__Your assignment__.
Go through the entries below and count the lines where "placeholder" occurs. Give nothing but that number.

__Excerpted records__.
#####
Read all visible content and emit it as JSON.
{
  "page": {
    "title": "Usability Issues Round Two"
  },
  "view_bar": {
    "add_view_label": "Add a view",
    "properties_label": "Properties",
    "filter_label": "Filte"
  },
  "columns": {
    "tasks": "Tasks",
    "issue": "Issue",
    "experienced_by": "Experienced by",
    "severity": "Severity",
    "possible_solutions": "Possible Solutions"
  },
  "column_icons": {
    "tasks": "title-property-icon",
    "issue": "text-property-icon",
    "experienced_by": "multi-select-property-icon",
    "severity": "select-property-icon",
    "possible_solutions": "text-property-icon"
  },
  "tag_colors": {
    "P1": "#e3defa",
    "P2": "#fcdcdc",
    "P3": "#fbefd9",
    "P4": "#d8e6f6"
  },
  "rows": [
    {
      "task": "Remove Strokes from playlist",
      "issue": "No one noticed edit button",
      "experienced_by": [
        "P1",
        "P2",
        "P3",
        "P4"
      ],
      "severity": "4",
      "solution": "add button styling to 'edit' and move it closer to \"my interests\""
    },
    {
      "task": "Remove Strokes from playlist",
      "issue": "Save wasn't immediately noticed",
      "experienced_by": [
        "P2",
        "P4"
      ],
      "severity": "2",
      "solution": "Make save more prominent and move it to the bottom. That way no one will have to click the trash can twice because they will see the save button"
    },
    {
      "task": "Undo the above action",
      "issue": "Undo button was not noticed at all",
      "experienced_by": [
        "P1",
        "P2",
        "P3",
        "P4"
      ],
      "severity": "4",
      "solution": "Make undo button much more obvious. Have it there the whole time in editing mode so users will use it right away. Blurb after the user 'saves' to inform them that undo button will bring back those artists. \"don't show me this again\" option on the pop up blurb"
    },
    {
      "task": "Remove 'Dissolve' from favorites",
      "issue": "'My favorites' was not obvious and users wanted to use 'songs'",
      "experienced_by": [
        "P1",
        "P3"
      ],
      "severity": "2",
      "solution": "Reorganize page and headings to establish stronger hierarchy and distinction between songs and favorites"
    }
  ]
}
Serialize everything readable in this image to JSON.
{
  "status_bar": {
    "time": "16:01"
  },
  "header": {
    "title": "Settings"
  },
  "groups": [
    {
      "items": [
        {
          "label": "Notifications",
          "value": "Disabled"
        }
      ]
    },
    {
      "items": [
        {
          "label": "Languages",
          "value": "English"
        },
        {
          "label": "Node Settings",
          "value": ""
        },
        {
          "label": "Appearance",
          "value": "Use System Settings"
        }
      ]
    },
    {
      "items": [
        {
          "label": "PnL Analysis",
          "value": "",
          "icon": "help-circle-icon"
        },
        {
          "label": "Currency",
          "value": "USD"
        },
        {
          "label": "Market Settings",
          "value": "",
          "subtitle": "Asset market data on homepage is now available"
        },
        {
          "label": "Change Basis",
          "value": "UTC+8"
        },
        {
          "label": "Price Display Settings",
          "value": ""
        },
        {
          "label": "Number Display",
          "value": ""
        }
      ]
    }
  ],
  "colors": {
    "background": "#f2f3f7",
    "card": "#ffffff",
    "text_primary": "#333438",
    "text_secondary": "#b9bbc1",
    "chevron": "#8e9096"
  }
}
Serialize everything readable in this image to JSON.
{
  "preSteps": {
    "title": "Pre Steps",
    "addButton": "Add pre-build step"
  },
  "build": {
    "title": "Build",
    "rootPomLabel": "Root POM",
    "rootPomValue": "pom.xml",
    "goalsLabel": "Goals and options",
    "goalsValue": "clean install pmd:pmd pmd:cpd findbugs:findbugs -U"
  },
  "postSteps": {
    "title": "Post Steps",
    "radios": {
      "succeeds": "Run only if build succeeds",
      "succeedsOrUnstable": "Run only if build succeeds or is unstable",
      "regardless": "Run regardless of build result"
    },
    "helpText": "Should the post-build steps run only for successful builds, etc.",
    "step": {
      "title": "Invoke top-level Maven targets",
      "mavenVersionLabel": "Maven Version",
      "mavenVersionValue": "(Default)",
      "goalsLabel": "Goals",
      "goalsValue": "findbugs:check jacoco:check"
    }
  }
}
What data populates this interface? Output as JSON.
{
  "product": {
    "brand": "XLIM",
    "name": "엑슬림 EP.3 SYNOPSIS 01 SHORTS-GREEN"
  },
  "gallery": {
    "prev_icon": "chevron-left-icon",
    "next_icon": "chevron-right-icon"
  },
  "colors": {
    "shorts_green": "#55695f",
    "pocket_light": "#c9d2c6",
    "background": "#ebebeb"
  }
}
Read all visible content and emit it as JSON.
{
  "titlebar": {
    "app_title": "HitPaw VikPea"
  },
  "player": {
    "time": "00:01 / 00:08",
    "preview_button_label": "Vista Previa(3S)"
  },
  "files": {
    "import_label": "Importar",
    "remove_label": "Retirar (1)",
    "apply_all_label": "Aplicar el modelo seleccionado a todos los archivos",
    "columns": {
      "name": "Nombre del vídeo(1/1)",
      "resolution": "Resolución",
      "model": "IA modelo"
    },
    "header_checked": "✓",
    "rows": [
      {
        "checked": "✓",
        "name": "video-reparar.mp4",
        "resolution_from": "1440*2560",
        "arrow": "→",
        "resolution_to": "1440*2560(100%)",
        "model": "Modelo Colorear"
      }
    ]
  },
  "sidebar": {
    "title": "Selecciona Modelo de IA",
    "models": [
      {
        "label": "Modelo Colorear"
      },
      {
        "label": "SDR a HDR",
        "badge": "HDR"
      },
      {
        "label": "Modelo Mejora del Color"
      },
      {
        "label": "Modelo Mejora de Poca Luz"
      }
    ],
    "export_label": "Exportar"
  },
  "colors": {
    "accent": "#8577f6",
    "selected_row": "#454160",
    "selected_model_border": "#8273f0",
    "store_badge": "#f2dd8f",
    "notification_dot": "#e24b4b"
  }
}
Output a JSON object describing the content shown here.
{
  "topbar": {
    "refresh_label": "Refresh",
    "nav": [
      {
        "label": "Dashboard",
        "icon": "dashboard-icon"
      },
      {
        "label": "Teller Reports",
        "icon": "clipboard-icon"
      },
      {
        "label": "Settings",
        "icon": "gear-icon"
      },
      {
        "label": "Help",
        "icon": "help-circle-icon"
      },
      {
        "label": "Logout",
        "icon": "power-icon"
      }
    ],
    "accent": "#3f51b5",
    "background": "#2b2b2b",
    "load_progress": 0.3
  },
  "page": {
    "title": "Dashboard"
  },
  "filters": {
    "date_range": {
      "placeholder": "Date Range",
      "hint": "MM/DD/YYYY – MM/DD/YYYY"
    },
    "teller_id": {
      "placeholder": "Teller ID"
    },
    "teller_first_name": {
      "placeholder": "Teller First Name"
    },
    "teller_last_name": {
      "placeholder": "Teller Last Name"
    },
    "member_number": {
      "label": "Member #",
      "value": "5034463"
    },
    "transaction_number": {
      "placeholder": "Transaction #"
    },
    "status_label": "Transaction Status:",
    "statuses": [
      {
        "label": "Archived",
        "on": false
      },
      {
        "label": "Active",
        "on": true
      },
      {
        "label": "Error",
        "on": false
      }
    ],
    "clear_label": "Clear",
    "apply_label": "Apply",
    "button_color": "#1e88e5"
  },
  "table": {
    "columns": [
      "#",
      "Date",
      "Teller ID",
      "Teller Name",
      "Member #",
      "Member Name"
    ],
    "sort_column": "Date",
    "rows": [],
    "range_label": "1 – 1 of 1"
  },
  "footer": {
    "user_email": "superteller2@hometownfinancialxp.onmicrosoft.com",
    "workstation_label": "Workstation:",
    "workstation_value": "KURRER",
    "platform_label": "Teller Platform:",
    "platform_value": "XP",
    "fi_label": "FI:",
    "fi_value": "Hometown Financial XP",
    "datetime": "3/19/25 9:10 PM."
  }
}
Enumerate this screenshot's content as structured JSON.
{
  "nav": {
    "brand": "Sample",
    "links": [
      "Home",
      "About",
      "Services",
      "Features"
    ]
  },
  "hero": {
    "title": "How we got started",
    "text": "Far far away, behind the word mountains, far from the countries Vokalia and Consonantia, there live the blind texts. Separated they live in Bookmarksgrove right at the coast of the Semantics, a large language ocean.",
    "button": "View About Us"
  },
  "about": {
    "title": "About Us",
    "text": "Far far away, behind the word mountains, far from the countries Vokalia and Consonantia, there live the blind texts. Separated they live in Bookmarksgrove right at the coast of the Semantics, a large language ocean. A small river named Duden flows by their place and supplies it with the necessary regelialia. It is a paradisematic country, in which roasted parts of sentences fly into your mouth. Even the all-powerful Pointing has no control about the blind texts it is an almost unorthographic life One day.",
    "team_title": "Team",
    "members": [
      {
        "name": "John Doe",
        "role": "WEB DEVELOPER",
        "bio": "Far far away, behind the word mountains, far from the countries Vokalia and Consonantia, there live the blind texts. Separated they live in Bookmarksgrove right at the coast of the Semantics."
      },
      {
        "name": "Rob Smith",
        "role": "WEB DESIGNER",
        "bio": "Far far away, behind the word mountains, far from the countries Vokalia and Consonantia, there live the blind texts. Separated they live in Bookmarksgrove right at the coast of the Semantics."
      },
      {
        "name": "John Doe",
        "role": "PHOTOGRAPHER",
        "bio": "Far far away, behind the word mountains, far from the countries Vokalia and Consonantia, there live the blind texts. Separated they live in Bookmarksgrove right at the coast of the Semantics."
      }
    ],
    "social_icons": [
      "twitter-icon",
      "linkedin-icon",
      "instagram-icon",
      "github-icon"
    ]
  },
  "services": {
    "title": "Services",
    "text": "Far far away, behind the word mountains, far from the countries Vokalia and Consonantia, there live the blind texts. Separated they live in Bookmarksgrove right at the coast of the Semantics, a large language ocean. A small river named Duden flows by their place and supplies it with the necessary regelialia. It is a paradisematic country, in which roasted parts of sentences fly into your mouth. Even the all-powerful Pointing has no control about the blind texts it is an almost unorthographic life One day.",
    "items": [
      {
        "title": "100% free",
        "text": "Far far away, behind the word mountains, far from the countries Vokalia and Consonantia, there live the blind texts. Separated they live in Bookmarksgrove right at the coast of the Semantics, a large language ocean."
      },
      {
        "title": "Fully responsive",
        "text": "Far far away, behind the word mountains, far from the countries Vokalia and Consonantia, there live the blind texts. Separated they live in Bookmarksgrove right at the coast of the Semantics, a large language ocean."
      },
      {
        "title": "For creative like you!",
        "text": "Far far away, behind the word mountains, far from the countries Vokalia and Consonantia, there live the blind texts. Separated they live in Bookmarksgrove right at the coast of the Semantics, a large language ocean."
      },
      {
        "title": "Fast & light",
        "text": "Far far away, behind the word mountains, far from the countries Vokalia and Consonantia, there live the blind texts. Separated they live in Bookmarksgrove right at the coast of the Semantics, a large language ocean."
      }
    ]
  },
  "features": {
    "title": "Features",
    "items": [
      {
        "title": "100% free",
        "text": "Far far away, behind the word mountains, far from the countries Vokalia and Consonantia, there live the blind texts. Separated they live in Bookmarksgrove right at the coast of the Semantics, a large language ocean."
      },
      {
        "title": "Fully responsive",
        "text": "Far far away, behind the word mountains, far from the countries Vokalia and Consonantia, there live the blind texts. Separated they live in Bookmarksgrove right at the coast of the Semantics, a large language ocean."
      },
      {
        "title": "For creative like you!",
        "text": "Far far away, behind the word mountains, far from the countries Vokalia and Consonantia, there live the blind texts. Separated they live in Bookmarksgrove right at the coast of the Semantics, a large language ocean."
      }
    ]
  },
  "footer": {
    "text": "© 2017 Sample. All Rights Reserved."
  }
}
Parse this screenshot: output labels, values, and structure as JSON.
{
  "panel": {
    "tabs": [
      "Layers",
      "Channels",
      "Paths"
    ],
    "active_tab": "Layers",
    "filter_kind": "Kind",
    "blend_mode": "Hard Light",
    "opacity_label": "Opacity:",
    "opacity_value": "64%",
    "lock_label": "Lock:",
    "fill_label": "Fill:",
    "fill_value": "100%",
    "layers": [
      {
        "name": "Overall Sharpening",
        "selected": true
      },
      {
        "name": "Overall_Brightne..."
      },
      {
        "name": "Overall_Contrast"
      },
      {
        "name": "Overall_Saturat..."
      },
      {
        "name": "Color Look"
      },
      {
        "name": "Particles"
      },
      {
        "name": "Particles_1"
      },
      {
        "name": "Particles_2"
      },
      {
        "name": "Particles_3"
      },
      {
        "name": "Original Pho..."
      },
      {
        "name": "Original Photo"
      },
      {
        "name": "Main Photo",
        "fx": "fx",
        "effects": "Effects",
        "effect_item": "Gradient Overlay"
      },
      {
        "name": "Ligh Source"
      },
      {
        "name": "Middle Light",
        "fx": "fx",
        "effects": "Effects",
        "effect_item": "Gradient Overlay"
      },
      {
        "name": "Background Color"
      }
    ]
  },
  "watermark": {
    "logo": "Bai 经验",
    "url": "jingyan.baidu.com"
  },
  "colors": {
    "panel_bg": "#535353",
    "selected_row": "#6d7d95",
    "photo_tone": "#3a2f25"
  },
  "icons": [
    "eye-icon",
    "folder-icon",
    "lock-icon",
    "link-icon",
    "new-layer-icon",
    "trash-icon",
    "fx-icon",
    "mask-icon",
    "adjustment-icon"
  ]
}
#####
__Response for this exercise__.
5